What you need to do: Go through the entries and copy each one exactly. Leave none out.

Dataset extract:
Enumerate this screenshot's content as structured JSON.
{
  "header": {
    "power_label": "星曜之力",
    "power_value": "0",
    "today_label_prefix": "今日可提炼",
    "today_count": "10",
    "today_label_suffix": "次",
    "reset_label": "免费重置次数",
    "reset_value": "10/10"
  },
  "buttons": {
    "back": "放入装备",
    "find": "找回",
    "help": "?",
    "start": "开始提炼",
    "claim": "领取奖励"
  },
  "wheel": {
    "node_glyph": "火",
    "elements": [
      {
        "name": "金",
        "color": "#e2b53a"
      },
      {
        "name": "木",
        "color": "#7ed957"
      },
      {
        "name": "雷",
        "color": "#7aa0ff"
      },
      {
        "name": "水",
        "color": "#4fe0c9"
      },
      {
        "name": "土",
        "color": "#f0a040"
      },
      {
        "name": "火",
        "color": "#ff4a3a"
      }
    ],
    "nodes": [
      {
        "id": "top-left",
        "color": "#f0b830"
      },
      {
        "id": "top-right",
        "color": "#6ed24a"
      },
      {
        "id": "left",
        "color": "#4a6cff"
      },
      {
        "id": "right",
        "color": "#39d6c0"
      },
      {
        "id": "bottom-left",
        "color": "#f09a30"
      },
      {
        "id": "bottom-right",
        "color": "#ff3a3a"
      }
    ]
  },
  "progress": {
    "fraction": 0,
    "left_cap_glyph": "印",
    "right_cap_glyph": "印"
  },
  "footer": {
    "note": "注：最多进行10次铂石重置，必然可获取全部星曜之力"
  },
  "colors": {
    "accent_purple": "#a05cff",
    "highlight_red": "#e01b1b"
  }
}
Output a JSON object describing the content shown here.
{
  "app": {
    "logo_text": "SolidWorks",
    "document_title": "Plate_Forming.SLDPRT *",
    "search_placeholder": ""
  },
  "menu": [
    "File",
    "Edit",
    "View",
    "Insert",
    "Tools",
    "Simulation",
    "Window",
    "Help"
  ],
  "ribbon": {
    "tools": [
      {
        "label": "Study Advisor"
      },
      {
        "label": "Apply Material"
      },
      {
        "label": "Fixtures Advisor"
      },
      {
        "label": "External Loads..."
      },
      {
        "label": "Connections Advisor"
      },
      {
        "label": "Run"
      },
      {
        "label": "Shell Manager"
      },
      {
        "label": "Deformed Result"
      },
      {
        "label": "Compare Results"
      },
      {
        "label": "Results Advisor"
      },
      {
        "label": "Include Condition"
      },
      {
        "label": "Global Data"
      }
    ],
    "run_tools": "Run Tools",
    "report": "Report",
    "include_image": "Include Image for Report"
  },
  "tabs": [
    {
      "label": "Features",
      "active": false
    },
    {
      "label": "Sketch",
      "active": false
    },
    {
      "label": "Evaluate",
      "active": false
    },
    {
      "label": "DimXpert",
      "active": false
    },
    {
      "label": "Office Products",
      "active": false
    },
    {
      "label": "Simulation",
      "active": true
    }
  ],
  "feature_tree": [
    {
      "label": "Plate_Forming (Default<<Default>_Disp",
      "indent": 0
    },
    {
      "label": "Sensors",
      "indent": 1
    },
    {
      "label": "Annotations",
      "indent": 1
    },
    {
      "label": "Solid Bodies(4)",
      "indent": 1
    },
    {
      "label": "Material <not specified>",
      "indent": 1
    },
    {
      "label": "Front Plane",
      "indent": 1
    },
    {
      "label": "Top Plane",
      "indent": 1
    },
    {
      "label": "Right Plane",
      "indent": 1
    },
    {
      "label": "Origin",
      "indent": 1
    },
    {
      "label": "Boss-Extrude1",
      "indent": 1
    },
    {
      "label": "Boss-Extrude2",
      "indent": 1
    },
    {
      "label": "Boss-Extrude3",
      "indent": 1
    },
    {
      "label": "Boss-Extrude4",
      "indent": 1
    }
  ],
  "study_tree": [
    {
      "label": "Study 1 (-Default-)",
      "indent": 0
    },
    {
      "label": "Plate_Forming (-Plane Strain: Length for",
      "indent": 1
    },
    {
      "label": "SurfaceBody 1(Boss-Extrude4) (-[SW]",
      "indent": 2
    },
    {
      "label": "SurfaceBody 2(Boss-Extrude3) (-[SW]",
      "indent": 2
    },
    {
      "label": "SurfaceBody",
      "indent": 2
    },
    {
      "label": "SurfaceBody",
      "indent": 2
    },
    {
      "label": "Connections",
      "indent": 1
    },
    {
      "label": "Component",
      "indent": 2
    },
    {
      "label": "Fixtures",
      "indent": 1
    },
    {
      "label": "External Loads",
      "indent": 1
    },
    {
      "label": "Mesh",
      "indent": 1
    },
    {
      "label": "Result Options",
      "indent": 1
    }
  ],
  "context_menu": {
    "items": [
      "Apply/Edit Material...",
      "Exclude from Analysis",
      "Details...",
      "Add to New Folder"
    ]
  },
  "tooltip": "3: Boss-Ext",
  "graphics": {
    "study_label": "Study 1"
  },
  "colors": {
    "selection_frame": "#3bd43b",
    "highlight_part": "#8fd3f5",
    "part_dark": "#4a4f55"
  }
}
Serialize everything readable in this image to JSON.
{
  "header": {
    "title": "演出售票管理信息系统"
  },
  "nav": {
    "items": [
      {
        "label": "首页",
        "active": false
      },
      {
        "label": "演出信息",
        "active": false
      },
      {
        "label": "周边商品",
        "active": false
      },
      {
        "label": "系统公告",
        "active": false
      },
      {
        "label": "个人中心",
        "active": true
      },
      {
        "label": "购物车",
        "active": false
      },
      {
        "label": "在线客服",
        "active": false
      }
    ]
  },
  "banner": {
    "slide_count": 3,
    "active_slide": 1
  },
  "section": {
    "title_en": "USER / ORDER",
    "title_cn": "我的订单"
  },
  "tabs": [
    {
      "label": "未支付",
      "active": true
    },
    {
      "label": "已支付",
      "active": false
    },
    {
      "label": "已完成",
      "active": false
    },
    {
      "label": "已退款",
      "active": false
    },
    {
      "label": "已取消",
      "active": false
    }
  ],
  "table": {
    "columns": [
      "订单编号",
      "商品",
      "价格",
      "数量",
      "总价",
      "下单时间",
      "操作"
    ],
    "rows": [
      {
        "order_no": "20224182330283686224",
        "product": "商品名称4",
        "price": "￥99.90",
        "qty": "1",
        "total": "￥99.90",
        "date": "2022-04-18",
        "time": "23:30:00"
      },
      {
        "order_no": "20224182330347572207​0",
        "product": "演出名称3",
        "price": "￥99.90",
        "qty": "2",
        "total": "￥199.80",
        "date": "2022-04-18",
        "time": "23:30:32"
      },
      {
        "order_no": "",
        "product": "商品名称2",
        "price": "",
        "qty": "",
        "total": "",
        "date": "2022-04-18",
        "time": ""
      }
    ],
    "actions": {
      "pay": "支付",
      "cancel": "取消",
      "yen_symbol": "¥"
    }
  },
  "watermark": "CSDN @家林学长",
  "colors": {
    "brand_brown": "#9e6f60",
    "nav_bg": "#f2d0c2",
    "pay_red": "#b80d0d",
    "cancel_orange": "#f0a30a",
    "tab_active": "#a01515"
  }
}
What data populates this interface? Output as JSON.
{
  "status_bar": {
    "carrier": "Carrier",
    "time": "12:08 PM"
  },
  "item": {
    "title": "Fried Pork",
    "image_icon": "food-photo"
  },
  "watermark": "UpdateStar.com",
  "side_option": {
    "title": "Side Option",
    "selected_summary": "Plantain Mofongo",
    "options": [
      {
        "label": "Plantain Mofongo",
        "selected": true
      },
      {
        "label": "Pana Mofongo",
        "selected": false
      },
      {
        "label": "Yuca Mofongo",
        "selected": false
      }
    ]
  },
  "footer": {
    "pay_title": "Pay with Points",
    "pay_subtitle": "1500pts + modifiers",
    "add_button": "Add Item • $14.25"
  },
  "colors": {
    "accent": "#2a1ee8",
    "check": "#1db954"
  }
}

Exercise answer:
Enumerate this screenshot's content as structured JSON.
{
  "header": {
    "power_label": "星曜之力",
    "power_value": "0",
    "today_label_prefix": "今日可提炼",
    "today_count": "10",
    "today_label_suffix": "次",
    "reset_label": "免费重置次数",
    "reset_value": "10/10"
  },
  "buttons": {
    "back": "放入装备",
    "find": "找回",
    "help": "?",
    "start": "开始提炼",
    "claim": "领取奖励"
  },
  "wheel": {
    "node_glyph": "火",
    "elements": [
      {
        "name": "金",
        "color": "#e2b53a"
      },
      {
        "name": "木",
        "color": "#7ed957"
      },
      {
        "name": "雷",
        "color": "#7aa0ff"
      },
      {
        "name": "水",
        "color": "#4fe0c9"
      },
      {
        "name": "土",
        "color": "#f0a040"
      },
      {
        "name": "火",
        "color": "#ff4a3a"
      }
    ],
    "nodes": [
      {
        "id": "top-left",
        "color": "#f0b830"
      },
      {
        "id": "top-right",
        "color": "#6ed24a"
      },
      {
        "id": "left",
        "color": "#4a6cff"
      },
      {
        "id": "right",
        "color": "#39d6c0"
      },
      {
        "id": "bottom-left",
        "color": "#f09a30"
      },
      {
        "id": "bottom-right",
        "color": "#ff3a3a"
      }
    ]
  },
  "progress": {
    "fraction": 0,
    "left_cap_glyph": "印",
    "right_cap_glyph": "印"
  },
  "footer": {
    "note": "注：最多进行10次铂石重置，必然可获取全部星曜之力"
  },
  "colors": {
    "accent_purple": "#a05cff",
    "highlight_red": "#e01b1b"
  }
}
Output a JSON object describing the content shown here.
{
  "app": {
    "logo_text": "SolidWorks",
    "document_title": "Plate_Forming.SLDPRT *",
    "search_placeholder": ""
  },
  "menu": [
    "File",
    "Edit",
    "View",
    "Insert",
    "Tools",
    "Simulation",
    "Window",
    "Help"
  ],
  "ribbon": {
    "tools": [
      {
        "label": "Study Advisor"
      },
      {
        "label": "Apply Material"
      },
      {
        "label": "Fixtures Advisor"
      },
      {
        "label": "External Loads..."
      },
      {
        "label": "Connections Advisor"
      },
      {
        "label": "Run"
      },
      {
        "label": "Shell Manager"
      },
      {
        "label": "Deformed Result"
      },
      {
        "label": "Compare Results"
      },
      {
        "label": "Results Advisor"
      },
      {
        "label": "Include Condition"
      },
      {
        "label": "Global Data"
      }
    ],
    "run_tools": "Run Tools",
    "report": "Report",
    "include_image": "Include Image for Report"
  },
  "tabs": [
    {
      "label": "Features",
      "active": false
    },
    {
      "label": "Sketch",
      "active": false
    },
    {
      "label": "Evaluate",
      "active": false
    },
    {
      "label": "DimXpert",
      "active": false
    },
    {
      "label": "Office Products",
      "active": false
    },
    {
      "label": "Simulation",
      "active": true
    }
  ],
  "feature_tree": [
    {
      "label": "Plate_Forming (Default<<Default>_Disp",
      "indent": 0
    },
    {
      "label": "Sensors",
      "indent": 1
    },
    {
      "label": "Annotations",
      "indent": 1
    },
    {
      "label": "Solid Bodies(4)",
      "indent": 1
    },
    {
      "label": "Material <not specified>",
      "indent": 1
    },
    {
      "label": "Front Plane",
      "indent": 1
    },
    {
      "label": "Top Plane",
      "indent": 1
    },
    {
      "label": "Right Plane",
      "indent": 1
    },
    {
      "label": "Origin",
      "indent": 1
    },
    {
      "label": "Boss-Extrude1",
      "indent": 1
    },
    {
      "label": "Boss-Extrude2",
      "indent": 1
    },
    {
      "label": "Boss-Extrude3",
      "indent": 1
    },
    {
      "label": "Boss-Extrude4",
      "indent": 1
    }
  ],
  "study_tree": [
    {
      "label": "Study 1 (-Default-)",
      "indent": 0
    },
    {
      "label": "Plate_Forming (-Plane Strain: Length for",
      "indent": 1
    },
    {
      "label": "SurfaceBody 1(Boss-Extrude4) (-[SW]",
      "indent": 2
    },
    {
      "label": "SurfaceBody 2(Boss-Extrude3) (-[SW]",
      "indent": 2
    },
    {
      "label": "SurfaceBody",
      "indent": 2
    },
    {
      "label": "SurfaceBody",
      "indent": 2
    },
    {
      "label": "Connections",
      "indent": 1
    },
    {
      "label": "Component",
      "indent": 2
    },
    {
      "label": "Fixtures",
      "indent": 1
    },
    {
      "label": "External Loads",
      "indent": 1
    },
    {
      "label": "Mesh",
      "indent": 1
    },
    {
      "label": "Result Options",
      "indent": 1
    }
  ],
  "context_menu": {
    "items": [
      "Apply/Edit Material...",
      "Exclude from Analysis",
      "Details...",
      "Add to New Folder"
    ]
  },
  "tooltip": "3: Boss-Ext",
  "graphics": {
    "study_label": "Study 1"
  },
  "colors": {
    "selection_frame": "#3bd43b",
    "highlight_part": "#8fd3f5",
    "part_dark": "#4a4f55"
  }
}
Serialize everything readable in this image to JSON.
{
  "header": {
    "title": "演出售票管理信息系统"
  },
  "nav": {
    "items": [
      {
        "label": "首页",
        "active": false
      },
      {
        "label": "演出信息",
        "active": false
      },
      {
        "label": "周边商品",
        "active": false
      },
      {
        "label": "系统公告",
        "active": false
      },
      {
        "label": "个人中心",
        "active": true
      },
      {
        "label": "购物车",
        "active": false
      },
      {
        "label": "在线客服",
        "active": false
      }
    ]
  },
  "banner": {
    "slide_count": 3,
    "active_slide": 1
  },
  "section": {
    "title_en": "USER / ORDER",
    "title_cn": "我的订单"
  },
  "tabs": [
    {
      "label": "未支付",
      "active": true
    },
    {
      "label": "已支付",
      "active": false
    },
    {
      "label": "已完成",
      "active": false
    },
    {
      "label": "已退款",
      "active": false
    },
    {
      "label": "已取消",
      "active": false
    }
  ],
  "table": {
    "columns": [
      "订单编号",
      "商品",
      "价格",
      "数量",
      "总价",
      "下单时间",
      "操作"
    ],
    "rows": [
      {
        "order_no": "20224182330283686224",
        "product": "商品名称4",
        "price": "￥99.90",
        "qty": "1",
        "total": "￥99.90",
        "date": "2022-04-18",
        "time": "23:30:00"
      },
      {
        "order_no": "20224182330347572207​0",
        "product": "演出名称3",
        "price": "￥99.90",
        "qty": "2",
        "total": "￥199.80",
        "date": "2022-04-18",
        "time": "23:30:32"
      },
      {
        "order_no": "",
        "product": "商品名称2",
        "price": "",
        "qty": "",
        "total": "",
        "date": "2022-04-18",
        "time": ""
      }
    ],
    "actions": {
      "pay": "支付",
      "cancel": "取消",
      "yen_symbol": "¥"
    }
  },
  "watermark": "CSDN @家林学长",
  "colors": {
    "brand_brown": "#9e6f60",
    "nav_bg": "#f2d0c2",
    "pay_red": "#b80d0d",
    "cancel_orange": "#f0a30a",
    "tab_active": "#a01515"
  }
}
What data populates this interface? Output as JSON.
{
  "status_bar": {
    "carrier": "Carrier",
    "time": "12:08 PM"
  },
  "item": {
    "title": "Fried Pork",
    "image_icon": "food-photo"
  },
  "watermark": "UpdateStar.com",
  "side_option": {
    "title": "Side Option",
    "selected_summary": "Plantain Mofongo",
    "options": [
      {
        "label": "Plantain Mofongo",
        "selected": true
      },
      {
        "label": "Pana Mofongo",
        "selected": false
      },
      {
        "label": "Yuca Mofongo",
        "selected": false
      }
    ]
  },
  "footer": {
    "pay_title": "Pay with Points",
    "pay_subtitle": "1500pts + modifiers",
    "add_button": "Add Item • $14.25"
  },
  "colors": {
    "accent": "#2a1ee8",
    "check": "#1db954"
  }
}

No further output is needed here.